Friday, December 21, 2012
I grew up with a lot of older relatives. I grew up in a really small place where everyone knew everyone and just about everyone was some level of old. I grew up on a farm, where the lifespan of the beings around you aren't exactly what you'd call 'lengthy.' I grew up around a lot old people and a lot of animals. I grew up looking at death as something that was sad, but also something that had to happen. Something that was supposed to happen. I would cry and I would feel the loss, but for as long as I can remember, I've always thought of it as something that happens to everyone -- so there is, in my mind, no reason to let it tear you apart.
I don't know exactly what it is I'm feeling today, but I suspect it might be a little bit of tearing apart.
Greg thought it was hilarious to pretend to eat like a duck. He'd cram food in his mouth, throw his head back, and sort of make duck-noises while everyone else in the newsroom laughed ... and wondered if maybe we should call mental health professionals.
Greg would try to say "Retsin" when he burped. He said it sounded really funny, if you could do it. I've tried. I can't. But he could, and he was right -- it sounds really funny.
I'm sitting on my couch, petting my idiot dog with my foot while I think about my friend eating like a duck and burping the word "Retsin" and thinking about how I don't get to see or hear those things again.
Up until now, I knew death had to happen. I knew there was a reason. Someday, I will know those things again -- but I don't know them today.
Everything else I want to say is full of swearing. Stuff that other people have said is better:
Did you tackle that trouble that came your way
With a resolute heart and cheerful?
Or hide your face from the light of day
With a craven soul and fearful?
Oh, a trouble's a ton, or a trouble's an ounce,
Or a trouble is what you make it,
And it isn't the fact that you're hurt that counts,
But only how did you take it?
You are beaten to earth? Well, well, what's that?
Come up with a smiling face.
It's nothing against you to fall down flat,
But to lie there -- that's disgrace.
The harder you're thrown, why the higher you bounce;
Be proud of your blackened eye!
It isn't the fact that you're licked that counts,
It's how did you fight -- and why?
And though you be done to the death, what then?
If you battled the best you could,
If you played your part in the world of men,
Why, the Critic will call it good.
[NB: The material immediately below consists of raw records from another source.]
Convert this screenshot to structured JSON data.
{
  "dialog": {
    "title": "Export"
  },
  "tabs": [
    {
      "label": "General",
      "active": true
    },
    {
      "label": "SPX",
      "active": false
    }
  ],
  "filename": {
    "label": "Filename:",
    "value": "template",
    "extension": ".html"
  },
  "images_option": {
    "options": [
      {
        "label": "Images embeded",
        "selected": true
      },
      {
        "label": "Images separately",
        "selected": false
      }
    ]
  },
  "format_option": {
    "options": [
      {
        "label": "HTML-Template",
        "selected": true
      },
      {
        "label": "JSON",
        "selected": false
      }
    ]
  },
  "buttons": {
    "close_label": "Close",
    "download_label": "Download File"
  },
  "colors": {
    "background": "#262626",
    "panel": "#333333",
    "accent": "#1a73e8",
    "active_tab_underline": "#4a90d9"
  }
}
Death comes with a crawl, or comes with a pounce,
And whether he's slow or spry,
It isn't the fact that you're dead that counts,
But only how did you die?
~ Edmund Vance Cooke
Posted by Being the Comedian at 5:26 PM